Dr. Wee’s research interests are in the areas of expatriation, career development, motivation, mentoring, optimizing organizational talent, organizational development, Corporate Culture, Diversity, Equality & Inclusiveness, Remote Leadership, amongst other topics.  She keeps current on trends and best employer practices in the business arenas and actively participates in attending and presenting papers at national and international conferences.  She also serves as a peer reviewer for papers submitted to refereed journals and professional conferences.

A way for Dr. Wee’s personal expression of “giving back“ to the community is by being involved in community service.  Besides working on various faculty-led committees on campus, she also holds leadership positions in her church and also the larger district activities of the United Methodist Conference. 

I passionately believe that my role in teaching is to be that of not just a facilitator, but also a coach, a manager, and a mentor to my students.  People construct meanings and knowledge through their interactions with each other and with texts, carried through by reflective and critical thinking.  An effective teacher is one who plays an important part in this construction stage of the learning process. 

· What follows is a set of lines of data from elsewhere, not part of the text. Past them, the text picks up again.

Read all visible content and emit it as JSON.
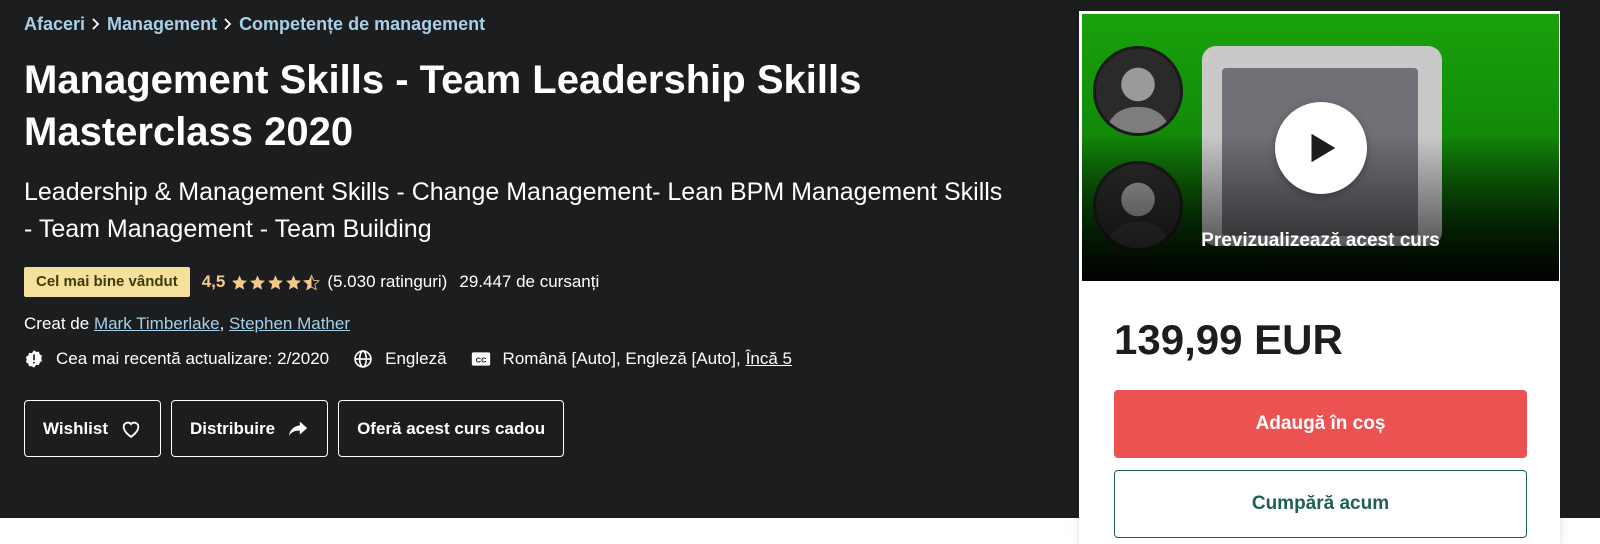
{
  "breadcrumb": [
    {
      "label": "Afaceri"
    },
    {
      "label": "Management"
    },
    {
      "label": "Competențe de management"
    }
  ],
  "course": {
    "title": "Management Skills - Team Leadership Skills Masterclass 2020",
    "subtitle": "Leadership & Management Skills - Change Management- Lean BPM Management Skills - Team Management - Team Building",
    "badge": "Cel mai bine vândut",
    "rating": "4,5",
    "rating_value": 4.5,
    "rating_count": "(5.030 ratinguri)",
    "students": "29.447 de cursanți",
    "created_by_label": "Creat de",
    "authors": [
      "Mark Timberlake",
      "Stephen Mather"
    ],
    "author_separator": ", ",
    "last_updated": "Cea mai recentă actualizare: 2/2020",
    "language": "Engleză",
    "captions": "Română [Auto], Engleză [Auto],",
    "captions_more": "Încă 5"
  },
  "actions": {
    "wishlist": "Wishlist",
    "share": "Distribuire",
    "gift": "Oferă acest curs cadou"
  },
  "sidebar": {
    "preview_label": "Previzualizează acest curs",
    "price": "139,99 EUR",
    "add_to_cart": "Adaugă în coș",
    "buy_now": "Cumpără acum"
  },
  "colors": {
    "hero_bg": "#1c1d1f",
    "link": "#a7d0e8",
    "badge_bg": "#f5e19c",
    "rating": "#f3ca8c",
    "cart_button": "#ec5252",
    "buy_button_text": "#1e6055"
  }
}
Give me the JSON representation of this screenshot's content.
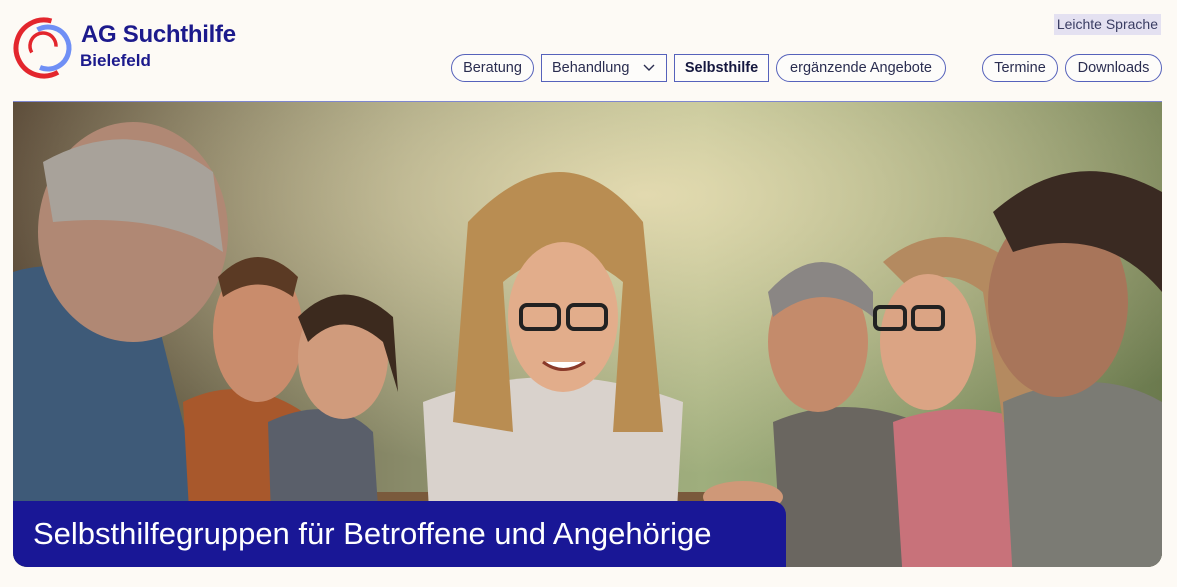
{
  "brand": {
    "name": "AG Suchthilfe",
    "city": "Bielefeld",
    "colors": {
      "primary": "#1c1a8c",
      "red": "#e3262d",
      "light_blue": "#6f8ff5"
    }
  },
  "top_links": {
    "easy_language": "Leichte Sprache"
  },
  "nav": {
    "beratung": "Beratung",
    "behandlung": "Behandlung",
    "selbsthilfe": "Selbsthilfe",
    "ergaenzende": "ergänzende Angebote",
    "termine": "Termine",
    "downloads": "Downloads",
    "active": "Selbsthilfe"
  },
  "hero": {
    "image": "photo of people laughing together at an outdoor table",
    "caption": "Selbsthilfegruppen für Betroffene und Angehörige",
    "caption_bg": "#191796"
  }
}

We often hear that knowledge is power.  One of the responsibilities of a teacher is to prepare students for a productive and effective role in society and I believer that the consequence of learning is the acquisition of not only knowledge, but of skills and attitudes too.  People learn either because they are genuinely interested to know or they have to know in order to survive. The goal of instruction therefore, is to impart and provide knowledge or skills required by the students. 

I truly believe that teachers can contribute positively to society through their students.  Learning takes place both formally and informally. An energetic and motivated teacher is capable of bringing life to the students’ minds and imparting attitudes that have long lasting influence on lives.  In my personal experience, I credit my undergraduate academic advisor, the late Professor Ray Dault, for having made significant impact on my adoption of the philosophy of always giving my best effort in all my undertakings.  He had challenged me to go beyond efficiency and to become an effective person.  Likewise, I would like to impart some of these values to my students by requiring them to always give their very best effort in their tasks so that this practice will eventually become an integral part of them as they walk into their futures.  And I hope that they will find that the consistent giving of their personal best is one factors that contributes significantly towards the achievement of their success. 

Active learning can only take place when learning is literally seen as a verb and not a noun.  As much as it is the responsibility of the teacher to tech, the onus to learn is on the students and they must have the desire to learn before learning can take place.  My classrooms would be a place where there is commitment to dialogue so as to exchange ideas.  Questions from students are earnestly encouraged because their questions represent inquisitive, engaged and interested minds.  It is a fact that questions posed by learners show that reasoning or thinking that learning is taking place.  I will attempt to answer questions posed by my students as completely and as accurately as I can.  I will also stage my classes by posing questions to my students to check their understanding of the materials being taught.

Finally, it will be my responsibility as a teacher to ensure that although students will need to work hard, they may be surprised at how enjoyable the learning journey can turn out to be!